• Supplied information
_ _ _
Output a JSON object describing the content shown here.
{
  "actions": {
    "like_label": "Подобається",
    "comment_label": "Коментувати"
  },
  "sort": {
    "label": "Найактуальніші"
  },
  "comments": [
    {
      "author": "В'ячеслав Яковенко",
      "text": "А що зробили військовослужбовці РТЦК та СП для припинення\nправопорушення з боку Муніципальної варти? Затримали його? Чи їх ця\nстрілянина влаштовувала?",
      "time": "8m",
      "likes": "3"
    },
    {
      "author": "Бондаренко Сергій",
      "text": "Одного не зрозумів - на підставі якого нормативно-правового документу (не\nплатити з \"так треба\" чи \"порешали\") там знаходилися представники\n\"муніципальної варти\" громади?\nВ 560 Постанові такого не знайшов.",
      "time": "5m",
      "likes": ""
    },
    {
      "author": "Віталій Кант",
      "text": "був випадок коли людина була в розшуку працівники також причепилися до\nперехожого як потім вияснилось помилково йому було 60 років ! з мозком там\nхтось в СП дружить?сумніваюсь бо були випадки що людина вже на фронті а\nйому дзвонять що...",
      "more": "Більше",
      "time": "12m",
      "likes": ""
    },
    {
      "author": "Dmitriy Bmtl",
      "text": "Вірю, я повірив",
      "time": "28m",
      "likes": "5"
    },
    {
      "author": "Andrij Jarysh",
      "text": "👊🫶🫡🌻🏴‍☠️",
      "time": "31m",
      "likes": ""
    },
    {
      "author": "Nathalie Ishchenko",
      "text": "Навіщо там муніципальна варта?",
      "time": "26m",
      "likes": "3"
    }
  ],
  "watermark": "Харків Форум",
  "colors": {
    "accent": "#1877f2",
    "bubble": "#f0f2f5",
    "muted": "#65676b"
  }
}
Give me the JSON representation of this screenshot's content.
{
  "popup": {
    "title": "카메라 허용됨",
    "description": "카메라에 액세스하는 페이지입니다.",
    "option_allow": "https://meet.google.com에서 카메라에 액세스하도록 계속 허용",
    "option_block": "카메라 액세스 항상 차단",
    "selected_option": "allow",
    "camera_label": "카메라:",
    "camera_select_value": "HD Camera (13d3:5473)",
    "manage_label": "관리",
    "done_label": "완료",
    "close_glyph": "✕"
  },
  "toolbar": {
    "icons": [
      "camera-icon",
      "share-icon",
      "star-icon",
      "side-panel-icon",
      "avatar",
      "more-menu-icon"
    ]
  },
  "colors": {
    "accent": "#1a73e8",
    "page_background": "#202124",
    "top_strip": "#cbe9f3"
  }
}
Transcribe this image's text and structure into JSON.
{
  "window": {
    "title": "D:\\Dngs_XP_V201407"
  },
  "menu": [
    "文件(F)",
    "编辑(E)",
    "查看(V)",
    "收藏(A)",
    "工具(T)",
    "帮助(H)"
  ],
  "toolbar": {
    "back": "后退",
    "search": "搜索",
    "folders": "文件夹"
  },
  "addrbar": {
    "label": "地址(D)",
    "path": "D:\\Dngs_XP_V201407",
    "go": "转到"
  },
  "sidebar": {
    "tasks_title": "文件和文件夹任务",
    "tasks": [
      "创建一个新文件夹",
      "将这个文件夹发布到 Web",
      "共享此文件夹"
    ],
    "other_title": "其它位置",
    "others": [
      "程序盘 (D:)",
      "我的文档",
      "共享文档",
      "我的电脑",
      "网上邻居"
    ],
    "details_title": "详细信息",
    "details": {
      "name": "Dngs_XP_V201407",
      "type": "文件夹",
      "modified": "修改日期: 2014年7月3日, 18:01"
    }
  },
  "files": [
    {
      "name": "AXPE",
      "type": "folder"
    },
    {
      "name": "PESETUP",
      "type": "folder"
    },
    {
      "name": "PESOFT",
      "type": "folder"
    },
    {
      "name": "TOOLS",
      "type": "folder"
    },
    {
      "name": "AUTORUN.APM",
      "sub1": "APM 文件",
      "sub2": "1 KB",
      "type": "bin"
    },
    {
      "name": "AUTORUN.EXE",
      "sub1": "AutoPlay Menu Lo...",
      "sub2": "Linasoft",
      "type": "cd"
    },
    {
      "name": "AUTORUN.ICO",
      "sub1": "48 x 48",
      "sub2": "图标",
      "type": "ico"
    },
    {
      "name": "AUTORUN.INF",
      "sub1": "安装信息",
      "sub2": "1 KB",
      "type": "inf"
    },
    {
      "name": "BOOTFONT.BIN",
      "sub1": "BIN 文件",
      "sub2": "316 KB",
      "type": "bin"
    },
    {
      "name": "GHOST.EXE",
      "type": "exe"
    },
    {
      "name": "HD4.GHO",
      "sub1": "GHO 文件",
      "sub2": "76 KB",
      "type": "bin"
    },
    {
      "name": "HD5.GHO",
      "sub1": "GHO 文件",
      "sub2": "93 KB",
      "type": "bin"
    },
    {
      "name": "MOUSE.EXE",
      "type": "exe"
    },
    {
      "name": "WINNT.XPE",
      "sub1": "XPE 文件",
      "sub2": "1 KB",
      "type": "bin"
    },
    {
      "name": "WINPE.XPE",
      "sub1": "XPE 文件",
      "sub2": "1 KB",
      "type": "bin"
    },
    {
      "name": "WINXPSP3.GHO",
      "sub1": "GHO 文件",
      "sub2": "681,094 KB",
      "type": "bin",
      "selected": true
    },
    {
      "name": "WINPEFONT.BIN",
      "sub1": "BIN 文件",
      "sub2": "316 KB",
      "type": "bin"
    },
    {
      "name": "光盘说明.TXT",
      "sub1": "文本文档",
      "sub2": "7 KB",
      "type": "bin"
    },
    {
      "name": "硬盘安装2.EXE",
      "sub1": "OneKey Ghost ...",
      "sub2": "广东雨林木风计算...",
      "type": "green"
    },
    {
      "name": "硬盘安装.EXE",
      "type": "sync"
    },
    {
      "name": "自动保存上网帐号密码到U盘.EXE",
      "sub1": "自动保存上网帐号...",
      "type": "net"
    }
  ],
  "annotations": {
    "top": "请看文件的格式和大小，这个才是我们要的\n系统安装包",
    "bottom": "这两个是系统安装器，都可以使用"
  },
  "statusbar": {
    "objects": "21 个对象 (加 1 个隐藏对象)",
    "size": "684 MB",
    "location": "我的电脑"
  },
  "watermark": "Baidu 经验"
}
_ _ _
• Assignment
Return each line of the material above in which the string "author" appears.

• Output below
      "author": "В'ячеслав Яковенко",
      "author": "Бондаренко Сергій",
      "author": "Віталій Кант",
      "author": "Dmitriy Bmtl",
      "author": "Andrij Jarysh",
      "author": "Nathalie Ishchenko",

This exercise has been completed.